* _WHAT IS EXPECTED_
Repeat all of the data word for word so that only the pictures are missing from the copy.

App and web page records:

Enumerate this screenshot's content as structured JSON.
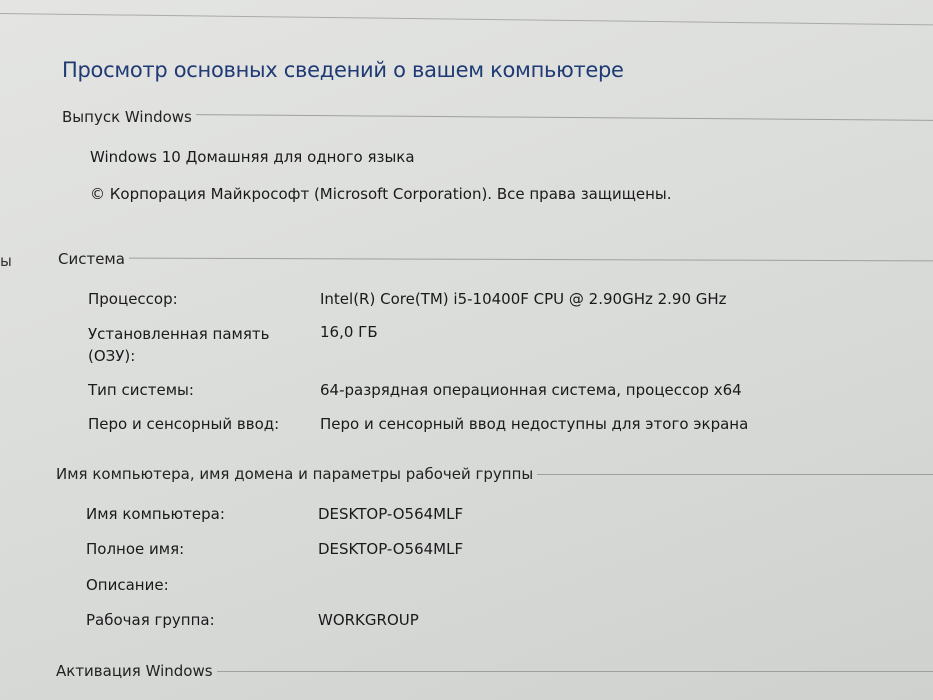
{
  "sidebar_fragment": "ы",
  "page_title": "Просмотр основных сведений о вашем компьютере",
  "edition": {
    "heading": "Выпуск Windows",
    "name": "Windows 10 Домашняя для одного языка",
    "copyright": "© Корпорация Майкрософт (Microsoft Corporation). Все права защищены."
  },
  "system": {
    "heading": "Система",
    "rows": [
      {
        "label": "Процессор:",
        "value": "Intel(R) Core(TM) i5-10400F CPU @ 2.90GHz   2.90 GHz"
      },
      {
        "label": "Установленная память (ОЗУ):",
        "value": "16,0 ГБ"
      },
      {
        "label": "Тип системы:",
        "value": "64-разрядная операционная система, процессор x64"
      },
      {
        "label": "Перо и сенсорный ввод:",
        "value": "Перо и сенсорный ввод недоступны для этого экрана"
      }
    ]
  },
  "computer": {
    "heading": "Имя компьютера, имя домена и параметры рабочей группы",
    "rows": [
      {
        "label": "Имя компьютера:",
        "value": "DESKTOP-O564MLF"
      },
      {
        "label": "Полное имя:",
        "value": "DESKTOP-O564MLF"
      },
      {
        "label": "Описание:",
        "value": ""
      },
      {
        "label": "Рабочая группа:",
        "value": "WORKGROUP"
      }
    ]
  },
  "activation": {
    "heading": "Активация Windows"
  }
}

* _REPLY TO THE TASK_
Enumerate this screenshot's content as structured JSON.
{
  "sidebar_fragment": "ы",
  "page_title": "Просмотр основных сведений о вашем компьютере",
  "edition": {
    "heading": "Выпуск Windows",
    "name": "Windows 10 Домашняя для одного языка",
    "copyright": "© Корпорация Майкрософт (Microsoft Corporation). Все права защищены."
  },
  "system": {
    "heading": "Система",
    "rows": [
      {
        "label": "Процессор:",
        "value": "Intel(R) Core(TM) i5-10400F CPU @ 2.90GHz   2.90 GHz"
      },
      {
        "label": "Установленная память (ОЗУ):",
        "value": "16,0 ГБ"
      },
      {
        "label": "Тип системы:",
        "value": "64-разрядная операционная система, процессор x64"
      },
      {
        "label": "Перо и сенсорный ввод:",
        "value": "Перо и сенсорный ввод недоступны для этого экрана"
      }
    ]
  },
  "computer": {
    "heading": "Имя компьютера, имя домена и параметры рабочей группы",
    "rows": [
      {
        "label": "Имя компьютера:",
        "value": "DESKTOP-O564MLF"
      },
      {
        "label": "Полное имя:",
        "value": "DESKTOP-O564MLF"
      },
      {
        "label": "Описание:",
        "value": ""
      },
      {
        "label": "Рабочая группа:",
        "value": "WORKGROUP"
      }
    ]
  },
  "activation": {
    "heading": "Активация Windows"
  }
}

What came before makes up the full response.